Work item » The records below need retyping in full; give them again exactly.

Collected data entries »

·····

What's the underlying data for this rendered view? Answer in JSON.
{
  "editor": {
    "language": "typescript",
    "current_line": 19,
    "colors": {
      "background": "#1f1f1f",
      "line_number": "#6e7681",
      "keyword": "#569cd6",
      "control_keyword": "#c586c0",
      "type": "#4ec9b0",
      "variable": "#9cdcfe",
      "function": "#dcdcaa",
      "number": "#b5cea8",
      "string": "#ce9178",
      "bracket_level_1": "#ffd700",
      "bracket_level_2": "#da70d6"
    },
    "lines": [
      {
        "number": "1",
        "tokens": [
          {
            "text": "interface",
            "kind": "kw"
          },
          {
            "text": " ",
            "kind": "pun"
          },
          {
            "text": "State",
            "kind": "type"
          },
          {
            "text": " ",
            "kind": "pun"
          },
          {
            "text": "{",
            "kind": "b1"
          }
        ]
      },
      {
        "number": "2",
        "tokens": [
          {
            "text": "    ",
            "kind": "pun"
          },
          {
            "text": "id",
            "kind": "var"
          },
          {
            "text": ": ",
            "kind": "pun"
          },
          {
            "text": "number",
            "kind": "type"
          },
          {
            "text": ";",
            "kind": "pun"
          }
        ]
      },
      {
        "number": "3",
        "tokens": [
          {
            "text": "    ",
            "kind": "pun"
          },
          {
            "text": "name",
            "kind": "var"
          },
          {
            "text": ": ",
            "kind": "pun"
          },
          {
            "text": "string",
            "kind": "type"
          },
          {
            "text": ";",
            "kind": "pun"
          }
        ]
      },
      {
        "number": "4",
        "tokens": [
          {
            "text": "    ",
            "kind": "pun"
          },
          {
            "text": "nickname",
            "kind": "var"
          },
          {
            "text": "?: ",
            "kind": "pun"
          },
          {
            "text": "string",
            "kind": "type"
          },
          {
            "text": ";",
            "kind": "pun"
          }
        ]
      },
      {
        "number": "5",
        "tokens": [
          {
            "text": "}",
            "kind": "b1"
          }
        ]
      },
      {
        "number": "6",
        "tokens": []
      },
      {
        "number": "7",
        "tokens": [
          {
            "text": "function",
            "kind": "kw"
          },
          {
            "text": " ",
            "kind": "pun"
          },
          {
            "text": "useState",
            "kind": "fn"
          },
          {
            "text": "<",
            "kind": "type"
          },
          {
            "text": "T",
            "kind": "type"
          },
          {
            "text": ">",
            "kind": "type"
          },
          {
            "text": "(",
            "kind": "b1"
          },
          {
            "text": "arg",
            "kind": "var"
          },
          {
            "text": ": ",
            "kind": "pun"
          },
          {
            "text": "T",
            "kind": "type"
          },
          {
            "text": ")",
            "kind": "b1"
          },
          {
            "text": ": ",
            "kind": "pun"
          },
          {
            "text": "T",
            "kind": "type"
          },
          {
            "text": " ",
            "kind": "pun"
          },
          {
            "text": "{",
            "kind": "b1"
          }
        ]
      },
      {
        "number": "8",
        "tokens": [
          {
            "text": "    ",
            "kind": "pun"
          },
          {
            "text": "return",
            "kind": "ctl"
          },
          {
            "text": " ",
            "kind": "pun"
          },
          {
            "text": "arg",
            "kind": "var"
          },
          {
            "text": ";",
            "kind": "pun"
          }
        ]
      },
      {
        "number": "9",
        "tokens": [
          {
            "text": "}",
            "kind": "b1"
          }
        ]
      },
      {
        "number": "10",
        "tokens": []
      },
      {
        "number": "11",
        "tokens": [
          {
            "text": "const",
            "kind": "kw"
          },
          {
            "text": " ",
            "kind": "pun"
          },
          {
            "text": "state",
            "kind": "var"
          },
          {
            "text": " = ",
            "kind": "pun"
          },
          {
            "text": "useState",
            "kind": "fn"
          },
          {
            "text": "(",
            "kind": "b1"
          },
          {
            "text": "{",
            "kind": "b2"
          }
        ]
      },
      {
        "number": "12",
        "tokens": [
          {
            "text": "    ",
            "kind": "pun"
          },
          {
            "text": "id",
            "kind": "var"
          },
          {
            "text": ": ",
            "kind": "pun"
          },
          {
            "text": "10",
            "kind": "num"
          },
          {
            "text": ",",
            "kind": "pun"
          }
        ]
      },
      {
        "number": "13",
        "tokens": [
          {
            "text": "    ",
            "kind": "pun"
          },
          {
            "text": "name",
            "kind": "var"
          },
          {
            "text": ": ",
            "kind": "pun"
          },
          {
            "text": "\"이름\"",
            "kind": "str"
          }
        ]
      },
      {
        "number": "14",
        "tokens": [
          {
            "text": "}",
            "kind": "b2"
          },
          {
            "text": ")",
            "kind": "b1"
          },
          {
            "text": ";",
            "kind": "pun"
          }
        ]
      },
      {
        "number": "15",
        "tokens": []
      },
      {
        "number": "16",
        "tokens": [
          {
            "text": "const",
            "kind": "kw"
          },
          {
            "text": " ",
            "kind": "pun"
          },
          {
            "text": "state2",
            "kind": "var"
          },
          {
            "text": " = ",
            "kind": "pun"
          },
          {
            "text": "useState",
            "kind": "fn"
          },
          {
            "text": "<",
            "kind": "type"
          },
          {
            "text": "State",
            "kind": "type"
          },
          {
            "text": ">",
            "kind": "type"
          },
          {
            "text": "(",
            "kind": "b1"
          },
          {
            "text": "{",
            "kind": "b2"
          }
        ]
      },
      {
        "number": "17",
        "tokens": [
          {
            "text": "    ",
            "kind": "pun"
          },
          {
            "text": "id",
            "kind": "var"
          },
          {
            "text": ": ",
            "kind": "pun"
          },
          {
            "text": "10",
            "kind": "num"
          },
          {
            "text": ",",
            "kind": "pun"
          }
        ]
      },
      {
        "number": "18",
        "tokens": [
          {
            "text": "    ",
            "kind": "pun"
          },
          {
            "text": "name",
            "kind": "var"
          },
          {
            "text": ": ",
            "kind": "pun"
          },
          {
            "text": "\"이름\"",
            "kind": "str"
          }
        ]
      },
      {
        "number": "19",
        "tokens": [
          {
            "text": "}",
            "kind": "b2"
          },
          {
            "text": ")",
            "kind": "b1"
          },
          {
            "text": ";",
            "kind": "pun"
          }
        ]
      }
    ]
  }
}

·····

Response to the task »
What's the underlying data for this rendered view? Answer in JSON.
{
  "editor": {
    "language": "typescript",
    "current_line": 19,
    "colors": {
      "background": "#1f1f1f",
      "line_number": "#6e7681",
      "keyword": "#569cd6",
      "control_keyword": "#c586c0",
      "type": "#4ec9b0",
      "variable": "#9cdcfe",
      "function": "#dcdcaa",
      "number": "#b5cea8",
      "string": "#ce9178",
      "bracket_level_1": "#ffd700",
      "bracket_level_2": "#da70d6"
    },
    "lines": [
      {
        "number": "1",
        "tokens": [
          {
            "text": "interface",
            "kind": "kw"
          },
          {
            "text": " ",
            "kind": "pun"
          },
          {
            "text": "State",
            "kind": "type"
          },
          {
            "text": " ",
            "kind": "pun"
          },
          {
            "text": "{",
            "kind": "b1"
          }
        ]
      },
      {
        "number": "2",
        "tokens": [
          {
            "text": "    ",
            "kind": "pun"
          },
          {
            "text": "id",
            "kind": "var"
          },
          {
            "text": ": ",
            "kind": "pun"
          },
          {
            "text": "number",
            "kind": "type"
          },
          {
            "text": ";",
            "kind": "pun"
          }
        ]
      },
      {
        "number": "3",
        "tokens": [
          {
            "text": "    ",
            "kind": "pun"
          },
          {
            "text": "name",
            "kind": "var"
          },
          {
            "text": ": ",
            "kind": "pun"
          },
          {
            "text": "string",
            "kind": "type"
          },
          {
            "text": ";",
            "kind": "pun"
          }
        ]
      },
      {
        "number": "4",
        "tokens": [
          {
            "text": "    ",
            "kind": "pun"
          },
          {
            "text": "nickname",
            "kind": "var"
          },
          {
            "text": "?: ",
            "kind": "pun"
          },
          {
            "text": "string",
            "kind": "type"
          },
          {
            "text": ";",
            "kind": "pun"
          }
        ]
      },
      {
        "number": "5",
        "tokens": [
          {
            "text": "}",
            "kind": "b1"
          }
        ]
      },
      {
        "number": "6",
        "tokens": []
      },
      {
        "number": "7",
        "tokens": [
          {
            "text": "function",
            "kind": "kw"
          },
          {
            "text": " ",
            "kind": "pun"
          },
          {
            "text": "useState",
            "kind": "fn"
          },
          {
            "text": "<",
            "kind": "type"
          },
          {
            "text": "T",
            "kind": "type"
          },
          {
            "text": ">",
            "kind": "type"
          },
          {
            "text": "(",
            "kind": "b1"
          },
          {
            "text": "arg",
            "kind": "var"
          },
          {
            "text": ": ",
            "kind": "pun"
          },
          {
            "text": "T",
            "kind": "type"
          },
          {
            "text": ")",
            "kind": "b1"
          },
          {
            "text": ": ",
            "kind": "pun"
          },
          {
            "text": "T",
            "kind": "type"
          },
          {
            "text": " ",
            "kind": "pun"
          },
          {
            "text": "{",
            "kind": "b1"
          }
        ]
      },
      {
        "number": "8",
        "tokens": [
          {
            "text": "    ",
            "kind": "pun"
          },
          {
            "text": "return",
            "kind": "ctl"
          },
          {
            "text": " ",
            "kind": "pun"
          },
          {
            "text": "arg",
            "kind": "var"
          },
          {
            "text": ";",
            "kind": "pun"
          }
        ]
      },
      {
        "number": "9",
        "tokens": [
          {
            "text": "}",
            "kind": "b1"
          }
        ]
      },
      {
        "number": "10",
        "tokens": []
      },
      {
        "number": "11",
        "tokens": [
          {
            "text": "const",
            "kind": "kw"
          },
          {
            "text": " ",
            "kind": "pun"
          },
          {
            "text": "state",
            "kind": "var"
          },
          {
            "text": " = ",
            "kind": "pun"
          },
          {
            "text": "useState",
            "kind": "fn"
          },
          {
            "text": "(",
            "kind": "b1"
          },
          {
            "text": "{",
            "kind": "b2"
          }
        ]
      },
      {
        "number": "12",
        "tokens": [
          {
            "text": "    ",
            "kind": "pun"
          },
          {
            "text": "id",
            "kind": "var"
          },
          {
            "text": ": ",
            "kind": "pun"
          },
          {
            "text": "10",
            "kind": "num"
          },
          {
            "text": ",",
            "kind": "pun"
          }
        ]
      },
      {
        "number": "13",
        "tokens": [
          {
            "text": "    ",
            "kind": "pun"
          },
          {
            "text": "name",
            "kind": "var"
          },
          {
            "text": ": ",
            "kind": "pun"
          },
          {
            "text": "\"이름\"",
            "kind": "str"
          }
        ]
      },
      {
        "number": "14",
        "tokens": [
          {
            "text": "}",
            "kind": "b2"
          },
          {
            "text": ")",
            "kind": "b1"
          },
          {
            "text": ";",
            "kind": "pun"
          }
        ]
      },
      {
        "number": "15",
        "tokens": []
      },
      {
        "number": "16",
        "tokens": [
          {
            "text": "const",
            "kind": "kw"
          },
          {
            "text": " ",
            "kind": "pun"
          },
          {
            "text": "state2",
            "kind": "var"
          },
          {
            "text": " = ",
            "kind": "pun"
          },
          {
            "text": "useState",
            "kind": "fn"
          },
          {
            "text": "<",
            "kind": "type"
          },
          {
            "text": "State",
            "kind": "type"
          },
          {
            "text": ">",
            "kind": "type"
          },
          {
            "text": "(",
            "kind": "b1"
          },
          {
            "text": "{",
            "kind": "b2"
          }
        ]
      },
      {
        "number": "17",
        "tokens": [
          {
            "text": "    ",
            "kind": "pun"
          },
          {
            "text": "id",
            "kind": "var"
          },
          {
            "text": ": ",
            "kind": "pun"
          },
          {
            "text": "10",
            "kind": "num"
          },
          {
            "text": ",",
            "kind": "pun"
          }
        ]
      },
      {
        "number": "18",
        "tokens": [
          {
            "text": "    ",
            "kind": "pun"
          },
          {
            "text": "name",
            "kind": "var"
          },
          {
            "text": ": ",
            "kind": "pun"
          },
          {
            "text": "\"이름\"",
            "kind": "str"
          }
        ]
      },
      {
        "number": "19",
        "tokens": [
          {
            "text": "}",
            "kind": "b2"
          },
          {
            "text": ")",
            "kind": "b1"
          },
          {
            "text": ";",
            "kind": "pun"
          }
        ]
      }
    ]
  }
}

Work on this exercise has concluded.